Saved entries
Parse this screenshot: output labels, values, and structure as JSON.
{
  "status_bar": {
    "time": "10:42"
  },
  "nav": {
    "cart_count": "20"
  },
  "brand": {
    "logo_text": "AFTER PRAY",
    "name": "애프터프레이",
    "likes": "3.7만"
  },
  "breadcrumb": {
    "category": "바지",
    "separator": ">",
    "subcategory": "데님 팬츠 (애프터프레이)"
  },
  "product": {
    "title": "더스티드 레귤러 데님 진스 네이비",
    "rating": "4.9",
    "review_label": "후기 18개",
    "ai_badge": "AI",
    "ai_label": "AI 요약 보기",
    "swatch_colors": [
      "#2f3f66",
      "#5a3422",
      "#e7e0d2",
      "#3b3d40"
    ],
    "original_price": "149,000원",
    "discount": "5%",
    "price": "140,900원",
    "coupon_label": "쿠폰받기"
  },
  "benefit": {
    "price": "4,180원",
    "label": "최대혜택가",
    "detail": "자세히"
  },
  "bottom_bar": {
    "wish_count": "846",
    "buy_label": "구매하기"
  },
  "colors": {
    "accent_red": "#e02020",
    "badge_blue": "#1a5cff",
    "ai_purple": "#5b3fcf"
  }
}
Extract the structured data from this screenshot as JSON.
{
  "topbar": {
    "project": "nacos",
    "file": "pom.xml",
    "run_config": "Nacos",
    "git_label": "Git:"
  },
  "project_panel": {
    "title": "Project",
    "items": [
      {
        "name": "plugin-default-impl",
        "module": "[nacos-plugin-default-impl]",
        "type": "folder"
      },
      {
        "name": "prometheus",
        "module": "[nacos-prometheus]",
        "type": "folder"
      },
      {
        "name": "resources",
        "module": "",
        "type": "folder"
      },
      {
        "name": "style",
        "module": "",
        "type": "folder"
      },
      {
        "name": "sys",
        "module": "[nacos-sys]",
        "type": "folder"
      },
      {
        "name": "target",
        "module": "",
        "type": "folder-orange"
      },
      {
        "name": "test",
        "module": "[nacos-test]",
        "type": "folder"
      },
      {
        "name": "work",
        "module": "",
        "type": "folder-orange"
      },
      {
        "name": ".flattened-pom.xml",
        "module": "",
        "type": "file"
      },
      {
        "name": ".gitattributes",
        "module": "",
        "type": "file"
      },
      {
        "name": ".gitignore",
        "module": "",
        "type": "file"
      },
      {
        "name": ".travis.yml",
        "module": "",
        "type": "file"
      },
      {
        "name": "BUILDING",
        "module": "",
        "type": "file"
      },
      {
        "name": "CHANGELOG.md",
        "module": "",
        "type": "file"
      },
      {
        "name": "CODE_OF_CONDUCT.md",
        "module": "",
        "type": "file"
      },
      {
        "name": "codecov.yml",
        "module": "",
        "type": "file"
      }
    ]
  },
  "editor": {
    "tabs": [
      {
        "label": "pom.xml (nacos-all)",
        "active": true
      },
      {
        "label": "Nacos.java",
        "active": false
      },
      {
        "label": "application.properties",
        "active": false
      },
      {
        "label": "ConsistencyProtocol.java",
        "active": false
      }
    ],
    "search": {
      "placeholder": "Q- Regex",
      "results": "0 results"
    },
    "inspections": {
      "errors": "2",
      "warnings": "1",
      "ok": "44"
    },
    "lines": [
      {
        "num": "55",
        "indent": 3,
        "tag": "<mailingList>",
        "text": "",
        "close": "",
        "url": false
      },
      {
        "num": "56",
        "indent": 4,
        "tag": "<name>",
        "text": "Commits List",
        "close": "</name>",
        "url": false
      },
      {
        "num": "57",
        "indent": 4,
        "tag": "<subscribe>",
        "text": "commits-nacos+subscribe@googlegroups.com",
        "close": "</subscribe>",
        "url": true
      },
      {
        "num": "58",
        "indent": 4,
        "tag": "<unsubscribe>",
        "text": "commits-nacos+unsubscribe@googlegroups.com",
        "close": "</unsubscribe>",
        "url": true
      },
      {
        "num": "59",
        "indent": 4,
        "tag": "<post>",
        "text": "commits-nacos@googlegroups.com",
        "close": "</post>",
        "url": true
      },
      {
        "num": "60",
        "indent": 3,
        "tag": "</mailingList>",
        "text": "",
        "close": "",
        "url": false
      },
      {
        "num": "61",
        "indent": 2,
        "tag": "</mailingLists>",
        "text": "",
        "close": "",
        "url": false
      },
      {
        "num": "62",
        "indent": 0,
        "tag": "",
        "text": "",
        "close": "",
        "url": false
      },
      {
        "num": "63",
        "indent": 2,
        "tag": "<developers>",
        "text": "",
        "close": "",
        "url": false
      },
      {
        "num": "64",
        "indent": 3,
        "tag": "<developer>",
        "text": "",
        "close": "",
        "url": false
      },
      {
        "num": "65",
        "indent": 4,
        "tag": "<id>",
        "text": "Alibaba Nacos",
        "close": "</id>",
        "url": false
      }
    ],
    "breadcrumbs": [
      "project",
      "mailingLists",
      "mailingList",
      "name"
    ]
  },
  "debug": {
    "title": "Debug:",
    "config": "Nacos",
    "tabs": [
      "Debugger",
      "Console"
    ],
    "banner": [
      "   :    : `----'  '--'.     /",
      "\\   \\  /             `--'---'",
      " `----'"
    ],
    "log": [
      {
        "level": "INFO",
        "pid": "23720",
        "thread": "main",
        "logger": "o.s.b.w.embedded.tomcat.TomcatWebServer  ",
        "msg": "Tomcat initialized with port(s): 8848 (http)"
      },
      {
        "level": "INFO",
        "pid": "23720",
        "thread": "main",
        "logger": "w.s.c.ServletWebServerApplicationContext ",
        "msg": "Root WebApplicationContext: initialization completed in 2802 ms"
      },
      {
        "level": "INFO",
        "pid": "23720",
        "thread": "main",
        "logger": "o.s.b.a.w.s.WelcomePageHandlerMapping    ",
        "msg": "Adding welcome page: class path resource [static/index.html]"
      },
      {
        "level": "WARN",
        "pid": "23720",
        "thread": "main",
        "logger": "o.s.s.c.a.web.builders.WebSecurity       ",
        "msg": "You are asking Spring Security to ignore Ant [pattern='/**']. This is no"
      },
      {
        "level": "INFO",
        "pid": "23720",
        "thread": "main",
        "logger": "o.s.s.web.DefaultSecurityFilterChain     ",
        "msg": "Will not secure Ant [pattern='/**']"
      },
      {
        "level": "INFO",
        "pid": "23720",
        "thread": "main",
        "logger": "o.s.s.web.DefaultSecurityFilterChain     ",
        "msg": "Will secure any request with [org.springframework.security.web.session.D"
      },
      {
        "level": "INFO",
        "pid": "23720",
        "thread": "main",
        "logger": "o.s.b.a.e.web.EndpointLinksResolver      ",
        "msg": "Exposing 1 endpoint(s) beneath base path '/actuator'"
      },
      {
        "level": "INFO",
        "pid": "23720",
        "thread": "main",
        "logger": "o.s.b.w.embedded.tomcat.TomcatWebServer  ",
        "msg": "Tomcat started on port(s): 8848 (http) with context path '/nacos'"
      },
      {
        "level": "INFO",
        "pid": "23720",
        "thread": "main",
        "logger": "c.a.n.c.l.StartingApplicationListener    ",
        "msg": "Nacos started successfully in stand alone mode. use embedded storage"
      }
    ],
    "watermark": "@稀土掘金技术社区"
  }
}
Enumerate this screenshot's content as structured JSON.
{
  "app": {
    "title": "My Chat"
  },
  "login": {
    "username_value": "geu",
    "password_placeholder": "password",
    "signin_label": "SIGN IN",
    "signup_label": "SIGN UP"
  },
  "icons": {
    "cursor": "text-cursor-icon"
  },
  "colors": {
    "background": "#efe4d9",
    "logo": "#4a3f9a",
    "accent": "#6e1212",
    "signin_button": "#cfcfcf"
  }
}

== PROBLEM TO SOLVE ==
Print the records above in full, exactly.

== PROBLEM SOLUTION ==
Parse this screenshot: output labels, values, and structure as JSON.
{
  "status_bar": {
    "time": "10:42"
  },
  "nav": {
    "cart_count": "20"
  },
  "brand": {
    "logo_text": "AFTER PRAY",
    "name": "애프터프레이",
    "likes": "3.7만"
  },
  "breadcrumb": {
    "category": "바지",
    "separator": ">",
    "subcategory": "데님 팬츠 (애프터프레이)"
  },
  "product": {
    "title": "더스티드 레귤러 데님 진스 네이비",
    "rating": "4.9",
    "review_label": "후기 18개",
    "ai_badge": "AI",
    "ai_label": "AI 요약 보기",
    "swatch_colors": [
      "#2f3f66",
      "#5a3422",
      "#e7e0d2",
      "#3b3d40"
    ],
    "original_price": "149,000원",
    "discount": "5%",
    "price": "140,900원",
    "coupon_label": "쿠폰받기"
  },
  "benefit": {
    "price": "4,180원",
    "label": "최대혜택가",
    "detail": "자세히"
  },
  "bottom_bar": {
    "wish_count": "846",
    "buy_label": "구매하기"
  },
  "colors": {
    "accent_red": "#e02020",
    "badge_blue": "#1a5cff",
    "ai_purple": "#5b3fcf"
  }
}
Extract the structured data from this screenshot as JSON.
{
  "topbar": {
    "project": "nacos",
    "file": "pom.xml",
    "run_config": "Nacos",
    "git_label": "Git:"
  },
  "project_panel": {
    "title": "Project",
    "items": [
      {
        "name": "plugin-default-impl",
        "module": "[nacos-plugin-default-impl]",
        "type": "folder"
      },
      {
        "name": "prometheus",
        "module": "[nacos-prometheus]",
        "type": "folder"
      },
      {
        "name": "resources",
        "module": "",
        "type": "folder"
      },
      {
        "name": "style",
        "module": "",
        "type": "folder"
      },
      {
        "name": "sys",
        "module": "[nacos-sys]",
        "type": "folder"
      },
      {
        "name": "target",
        "module": "",
        "type": "folder-orange"
      },
      {
        "name": "test",
        "module": "[nacos-test]",
        "type": "folder"
      },
      {
        "name": "work",
        "module": "",
        "type": "folder-orange"
      },
      {
        "name": ".flattened-pom.xml",
        "module": "",
        "type": "file"
      },
      {
        "name": ".gitattributes",
        "module": "",
        "type": "file"
      },
      {
        "name": ".gitignore",
        "module": "",
        "type": "file"
      },
      {
        "name": ".travis.yml",
        "module": "",
        "type": "file"
      },
      {
        "name": "BUILDING",
        "module": "",
        "type": "file"
      },
      {
        "name": "CHANGELOG.md",
        "module": "",
        "type": "file"
      },
      {
        "name": "CODE_OF_CONDUCT.md",
        "module": "",
        "type": "file"
      },
      {
        "name": "codecov.yml",
        "module": "",
        "type": "file"
      }
    ]
  },
  "editor": {
    "tabs": [
      {
        "label": "pom.xml (nacos-all)",
        "active": true
      },
      {
        "label": "Nacos.java",
        "active": false
      },
      {
        "label": "application.properties",
        "active": false
      },
      {
        "label": "ConsistencyProtocol.java",
        "active": false
      }
    ],
    "search": {
      "placeholder": "Q- Regex",
      "results": "0 results"
    },
    "inspections": {
      "errors": "2",
      "warnings": "1",
      "ok": "44"
    },
    "lines": [
      {
        "num": "55",
        "indent": 3,
        "tag": "<mailingList>",
        "text": "",
        "close": "",
        "url": false
      },
      {
        "num": "56",
        "indent": 4,
        "tag": "<name>",
        "text": "Commits List",
        "close": "</name>",
        "url": false
      },
      {
        "num": "57",
        "indent": 4,
        "tag": "<subscribe>",
        "text": "commits-nacos+subscribe@googlegroups.com",
        "close": "</subscribe>",
        "url": true
      },
      {
        "num": "58",
        "indent": 4,
        "tag": "<unsubscribe>",
        "text": "commits-nacos+unsubscribe@googlegroups.com",
        "close": "</unsubscribe>",
        "url": true
      },
      {
        "num": "59",
        "indent": 4,
        "tag": "<post>",
        "text": "commits-nacos@googlegroups.com",
        "close": "</post>",
        "url": true
      },
      {
        "num": "60",
        "indent": 3,
        "tag": "</mailingList>",
        "text": "",
        "close": "",
        "url": false
      },
      {
        "num": "61",
        "indent": 2,
        "tag": "</mailingLists>",
        "text": "",
        "close": "",
        "url": false
      },
      {
        "num": "62",
        "indent": 0,
        "tag": "",
        "text": "",
        "close": "",
        "url": false
      },
      {
        "num": "63",
        "indent": 2,
        "tag": "<developers>",
        "text": "",
        "close": "",
        "url": false
      },
      {
        "num": "64",
        "indent": 3,
        "tag": "<developer>",
        "text": "",
        "close": "",
        "url": false
      },
      {
        "num": "65",
        "indent": 4,
        "tag": "<id>",
        "text": "Alibaba Nacos",
        "close": "</id>",
        "url": false
      }
    ],
    "breadcrumbs": [
      "project",
      "mailingLists",
      "mailingList",
      "name"
    ]
  },
  "debug": {
    "title": "Debug:",
    "config": "Nacos",
    "tabs": [
      "Debugger",
      "Console"
    ],
    "banner": [
      "   :    : `----'  '--'.     /",
      "\\   \\  /             `--'---'",
      " `----'"
    ],
    "log": [
      {
        "level": "INFO",
        "pid": "23720",
        "thread": "main",
        "logger": "o.s.b.w.embedded.tomcat.TomcatWebServer  ",
        "msg": "Tomcat initialized with port(s): 8848 (http)"
      },
      {
        "level": "INFO",
        "pid": "23720",
        "thread": "main",
        "logger": "w.s.c.ServletWebServerApplicationContext ",
        "msg": "Root WebApplicationContext: initialization completed in 2802 ms"
      },
      {
        "level": "INFO",
        "pid": "23720",
        "thread": "main",
        "logger": "o.s.b.a.w.s.WelcomePageHandlerMapping    ",
        "msg": "Adding welcome page: class path resource [static/index.html]"
      },
      {
        "level": "WARN",
        "pid": "23720",
        "thread": "main",
        "logger": "o.s.s.c.a.web.builders.WebSecurity       ",
        "msg": "You are asking Spring Security to ignore Ant [pattern='/**']. This is no"
      },
      {
        "level": "INFO",
        "pid": "23720",
        "thread": "main",
        "logger": "o.s.s.web.DefaultSecurityFilterChain     ",
        "msg": "Will not secure Ant [pattern='/**']"
      },
      {
        "level": "INFO",
        "pid": "23720",
        "thread": "main",
        "logger": "o.s.s.web.DefaultSecurityFilterChain     ",
        "msg": "Will secure any request with [org.springframework.security.web.session.D"
      },
      {
        "level": "INFO",
        "pid": "23720",
        "thread": "main",
        "logger": "o.s.b.a.e.web.EndpointLinksResolver      ",
        "msg": "Exposing 1 endpoint(s) beneath base path '/actuator'"
      },
      {
        "level": "INFO",
        "pid": "23720",
        "thread": "main",
        "logger": "o.s.b.w.embedded.tomcat.TomcatWebServer  ",
        "msg": "Tomcat started on port(s): 8848 (http) with context path '/nacos'"
      },
      {
        "level": "INFO",
        "pid": "23720",
        "thread": "main",
        "logger": "c.a.n.c.l.StartingApplicationListener    ",
        "msg": "Nacos started successfully in stand alone mode. use embedded storage"
      }
    ],
    "watermark": "@稀土掘金技术社区"
  }
}
Enumerate this screenshot's content as structured JSON.
{
  "app": {
    "title": "My Chat"
  },
  "login": {
    "username_value": "geu",
    "password_placeholder": "password",
    "signin_label": "SIGN IN",
    "signup_label": "SIGN UP"
  },
  "icons": {
    "cursor": "text-cursor-icon"
  },
  "colors": {
    "background": "#efe4d9",
    "logo": "#4a3f9a",
    "accent": "#6e1212",
    "signin_button": "#cfcfcf"
  }
}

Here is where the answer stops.